  • Cosmoknights: Speaking of amazing OGNs – Hannah Templer (who did covers for my Tomb Raider: Inferno run as well as the first issue variant for Triage) decided she wasn’t content with be an amazing artist (interiors and covers) – she decided to be the best damn cartoonist of the year. Cosmoknights was exciting, beautiful, fun, and fast. I started to read a few pages that she posted online and quickly devoured all 90 pages she had posted up to that point. Then I preordered the graphic novel so I could read the entire volume in my hands in one sitting. Volume 2 can’t get here fast enough. 
  • Die: Yes, Wic/Div is brilliant and ended this year. But I wanted to save the final arc to read in one sitting. I have them all, but haven’t had the chance to read them yet. But I did voraciously devour Die from issue one. Going into it, I had never played and RPG, but I fell madly in love with this book from page one. Stephanie Hans paints dreamy, liquid pages that feel like it’s ripped from the D&D players handbook (don’t worry – I’m now playing hardcore). The possibilities, twists, depth, and scale of Die are giant and endless. I love this book. 
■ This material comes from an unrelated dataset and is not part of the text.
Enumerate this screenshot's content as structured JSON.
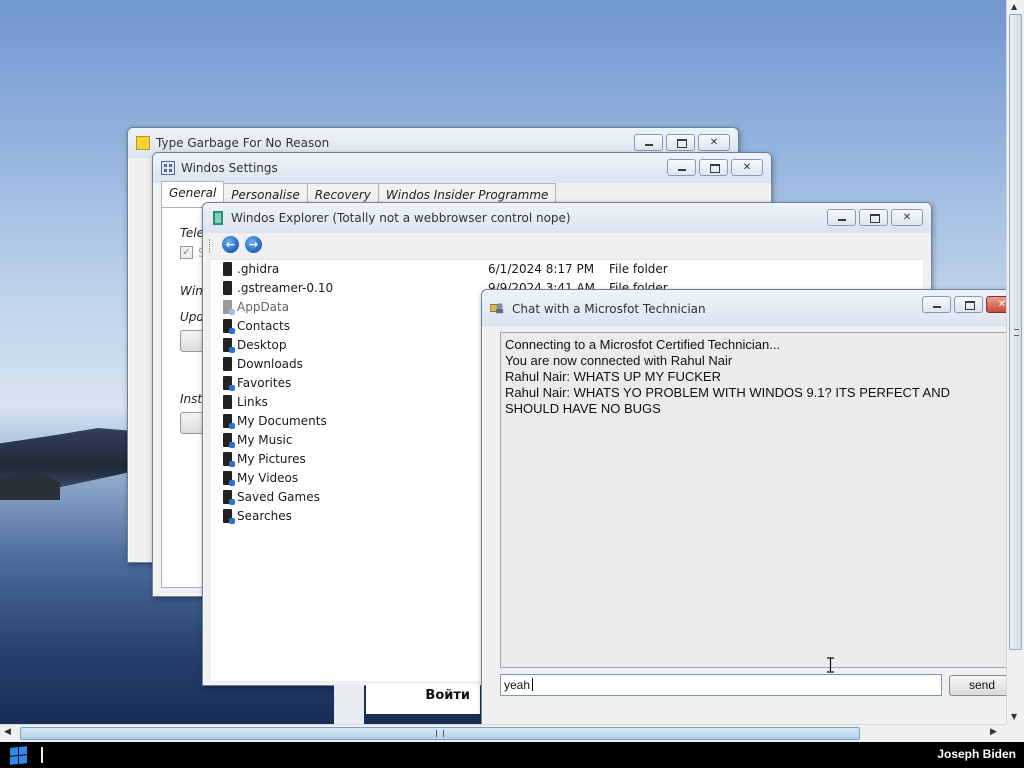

  • Self/Made: Speaking of giant scale stories – Self/Made came out of nowhere and knocked me on my ass. The book wasn’t on my radar until you interviewed writer Mat Groom last year and I decided to pick it up. I’m glad I did. Each issue was its own story – changing settings, genres, styles – to create the expansive tapestry of bold storytelling. I want more and I want more from Mat NOW.
  • Peter Cannon: Thunderbolt: another series that I think all people, everywhere, should be talking about and discussing for years. Gillen takes the tropes of Watchmen through the lenses of all major milestone writers since Alan Moore (Gillen, himself, included) in this psychedelic, insane, mind-blowing series that I am still trying to wrap my head around. It’s TOP notch. And Caspar Wijngaard’s art is just incredible. It’s one of the best books of the decade. 
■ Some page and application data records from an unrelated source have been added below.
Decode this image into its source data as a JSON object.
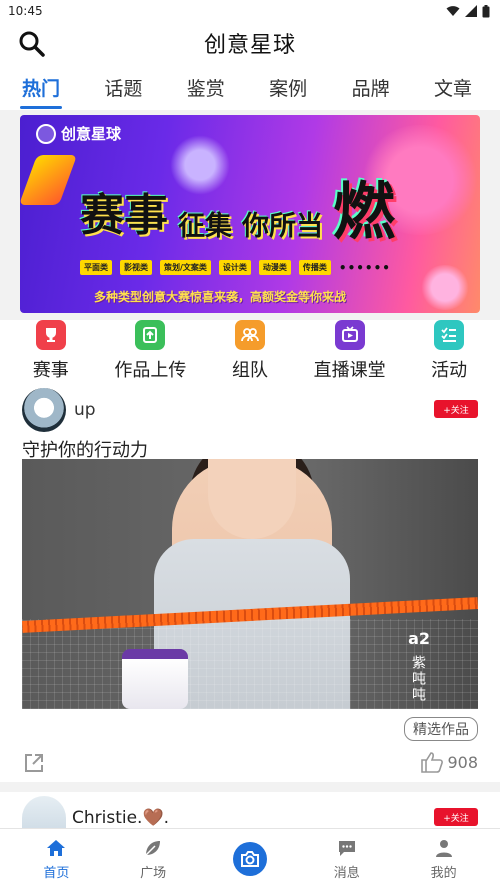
{
  "status_bar": {
    "time": "10:45"
  },
  "header": {
    "title": "创意星球"
  },
  "tabs": [
    {
      "label": "热门",
      "active": true
    },
    {
      "label": "话题",
      "active": false
    },
    {
      "label": "鉴赏",
      "active": false
    },
    {
      "label": "案例",
      "active": false
    },
    {
      "label": "品牌",
      "active": false
    },
    {
      "label": "文章",
      "active": false
    }
  ],
  "banner": {
    "logo_text": "创意星球",
    "headline": [
      "赛事",
      "征集",
      "你所当",
      "燃"
    ],
    "categories": [
      "平面类",
      "影视类",
      "策划/文案类",
      "设计类",
      "动漫类",
      "传播类"
    ],
    "dots": "••••••",
    "subtitle": "多种类型创意大赛惊喜来袭，高额奖金等你来战"
  },
  "quick_actions": [
    {
      "label": "赛事",
      "icon": "trophy-icon",
      "color": "#f0404a"
    },
    {
      "label": "作品上传",
      "icon": "upload-doc-icon",
      "color": "#3bbf5a"
    },
    {
      "label": "组队",
      "icon": "team-icon",
      "color": "#f59c2b"
    },
    {
      "label": "直播课堂",
      "icon": "live-tv-icon",
      "color": "#7a3ad1"
    },
    {
      "label": "活动",
      "icon": "checklist-icon",
      "color": "#2ec7c0"
    }
  ],
  "post": {
    "username": "up",
    "follow_label": "+关注",
    "text": "守护你的行动力",
    "image_brand": "a2",
    "image_brand_vertical": "紫吨吨",
    "featured_label": "精选作品",
    "likes": "908"
  },
  "post2": {
    "username": "Christie.🤎.",
    "follow_label": "+关注"
  },
  "bottom_nav": [
    {
      "label": "首页",
      "icon": "home-icon",
      "active": true
    },
    {
      "label": "广场",
      "icon": "plaza-icon",
      "active": false
    },
    {
      "label": "",
      "icon": "camera-icon",
      "active": false
    },
    {
      "label": "消息",
      "icon": "message-icon",
      "active": false
    },
    {
      "label": "我的",
      "icon": "profile-icon",
      "active": false
    }
  ],
  "colors": {
    "accent": "#1e6fd9",
    "follow": "#e8132c"
  }
}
Declan Shalvey (InjectionBog Bodies)

I always hate this question because I know once I answer it, I’ll think of their books that I meant to include. However, I’ve been reading and loving Criminal, Daredevil, Outer Darkness, Dead Eyes, Lois Lane, White Trees, Little Bird and of course, House of X/Powers of X. Picking up interesting one-offs like November Girl, My Heroes Have Always Been Junkies and The Terrible Elisabeth Dumn Against The Devils In Suits are a refreshing change from the monthly regulars.

Come back tomorrow for more perspective on the year that was from these same creators (and maybe more!). And if you enjoy this content, consider subscribing to SKTCHD for all of this and more.